Published in The New York Times
“When I’m not focused, stuff happens,” said Mason Ames, the performer in question, in an interview between shows at the Ricardo Montalbán Theater in Hollywood. “I bump into people.”
The show, which closes in Los Angeles on Sunday and opens in Denver on March 11, is the creation of the Montreal-based group 7 Fingers, founded in 2002 with the mission of bringing circus to a human scale. The British newspaper The Guardian called it “circus for the Facebook generation.”
Combining circus acts with emotion and intimacy to win over the audience is a tenet of the new circus movement that started in the 1960s as a countercultural departure from the stunt for stunt’s sake philosophy of traditional three-ring circuses like Ringling Brothers.

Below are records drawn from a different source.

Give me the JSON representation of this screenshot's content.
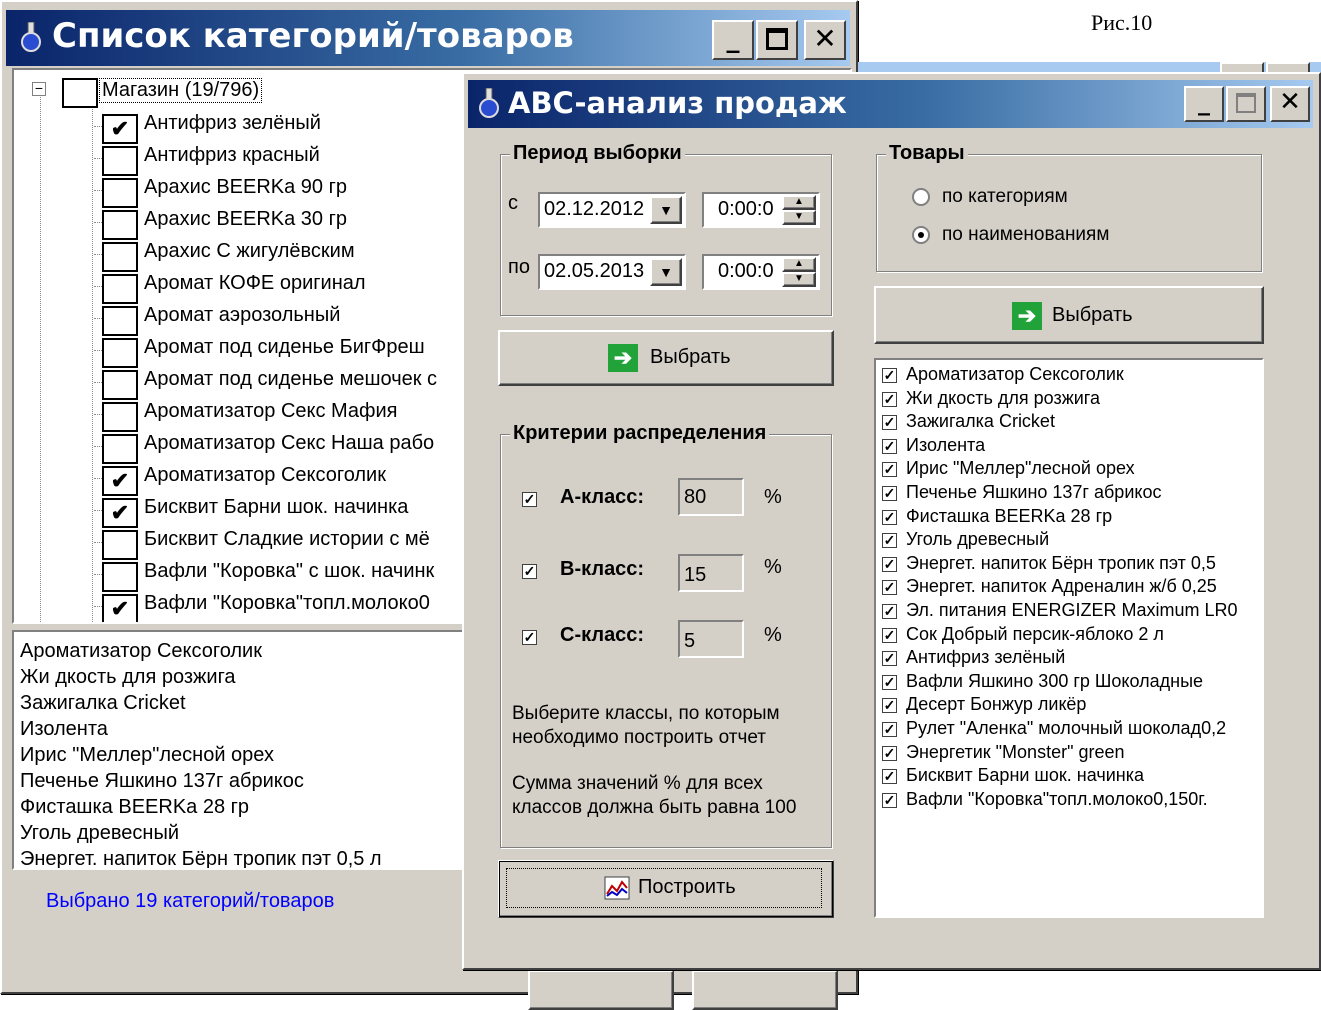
{
  "figure_caption": "Рис.10",
  "back_window": {
    "title": "Список категорий/товаров",
    "tree_root": "Магазин (19/796)",
    "tree_items": [
      {
        "label": "Антифриз зелёный",
        "checked": true
      },
      {
        "label": "Антифриз красный",
        "checked": false
      },
      {
        "label": "Арахис BEERKa  90 гр",
        "checked": false
      },
      {
        "label": "Арахис BEERKa 30 гр",
        "checked": false
      },
      {
        "label": "Арахис С жигулёвским",
        "checked": false
      },
      {
        "label": "Аромат КОФЕ оригинал",
        "checked": false
      },
      {
        "label": "Аромат аэрозольный",
        "checked": false
      },
      {
        "label": "Аромат под сиденье БигФреш",
        "checked": false
      },
      {
        "label": "Аромат под сиденье мешочек с",
        "checked": false
      },
      {
        "label": "Ароматизатор Секс Мафия",
        "checked": false
      },
      {
        "label": "Ароматизатор Секс Наша рабо",
        "checked": false
      },
      {
        "label": "Ароматизатор Сексоголик",
        "checked": true
      },
      {
        "label": "Бисквит Барни шок. начинка",
        "checked": true
      },
      {
        "label": "Бисквит Сладкие истории с мё",
        "checked": false
      },
      {
        "label": "Вафли \"Коровка\" с шок. начинк",
        "checked": false
      },
      {
        "label": "Вафли \"Коровка\"топл.молоко0",
        "checked": true
      }
    ],
    "selected_list": [
      "Ароматизатор Сексоголик",
      "Жи дкость для розжига",
      "Зажигалка Cricket",
      "Изолента",
      "Ирис \"Меллер\"лесной орех",
      "Печенье Яшкино 137г абрикос",
      "Фисташка BEERKa  28 гр",
      "Уголь древесный",
      "Энергет. напиток Бёрн тропик пэт 0,5 л"
    ],
    "status": "Выбрано 19 категорий/товаров"
  },
  "front_window": {
    "title": "ABC-анализ продаж",
    "period": {
      "label": "Период выборки",
      "from_label": "с",
      "to_label": "по",
      "from_date": "02.12.2012",
      "to_date": "02.05.2013",
      "from_time": "0:00:0",
      "to_time": "0:00:0"
    },
    "select_button": "Выбрать",
    "criteria": {
      "label": "Критерии распределения",
      "classes": [
        {
          "name": "А-класс:",
          "value": "80",
          "checked": true,
          "unit": "%"
        },
        {
          "name": "В-класс:",
          "value": "15",
          "checked": true,
          "unit": "%"
        },
        {
          "name": "С-класс:",
          "value": "5",
          "checked": true,
          "unit": "%"
        }
      ],
      "hint1": "Выберите классы, по которым необходимо построить отчет",
      "hint2": "Сумма значений % для всех классов должна быть равна 100"
    },
    "build_button": "Построить",
    "goods": {
      "label": "Товары",
      "options": [
        {
          "label": "по категориям",
          "selected": false
        },
        {
          "label": "по наименованиям",
          "selected": true
        }
      ]
    },
    "goods_select_button": "Выбрать",
    "goods_list": [
      "Ароматизатор Сексоголик",
      "Жи дкость для розжига",
      "Зажигалка Cricket",
      "Изолента",
      "Ирис \"Меллер\"лесной орех",
      "Печенье Яшкино 137г абрикос",
      "Фисташка BEERKa  28 гр",
      "Уголь древесный",
      "Энергет. напиток Бёрн тропик пэт 0,5",
      "Энергет. напиток Адреналин ж/б 0,25",
      "Эл. питания ENERGIZER Maximum LR0",
      "Сок Добрый персик-яблоко 2 л",
      "Антифриз зелёный",
      "Вафли Яшкино 300 гр Шоколадные",
      "Десерт Бонжур ликёр",
      "Рулет \"Аленка\" молочный шоколад0,2",
      "Энергетик \"Monster\" green",
      "Бисквит Барни шок. начинка",
      "Вафли \"Коровка\"топл.молоко0,150г."
    ]
  },
  "colors": {
    "title_start": "#0a246a",
    "title_end": "#a6caf0",
    "status_text": "#0000ff",
    "arrow_green": "#22a33a"
  }
}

But “Traces” goes deeper in its relationship with the audience, as the performers open up about their personalities, vulnerabilities and obsessions. One cast member’s parents are revealed to be psychologists. Another hates when people don’t put the cap on the toothpaste. The show is “really trying to connect with the audience members as if we’re just like them,” said Bradley Henderson, one of the performers. “We’re not superheroes.”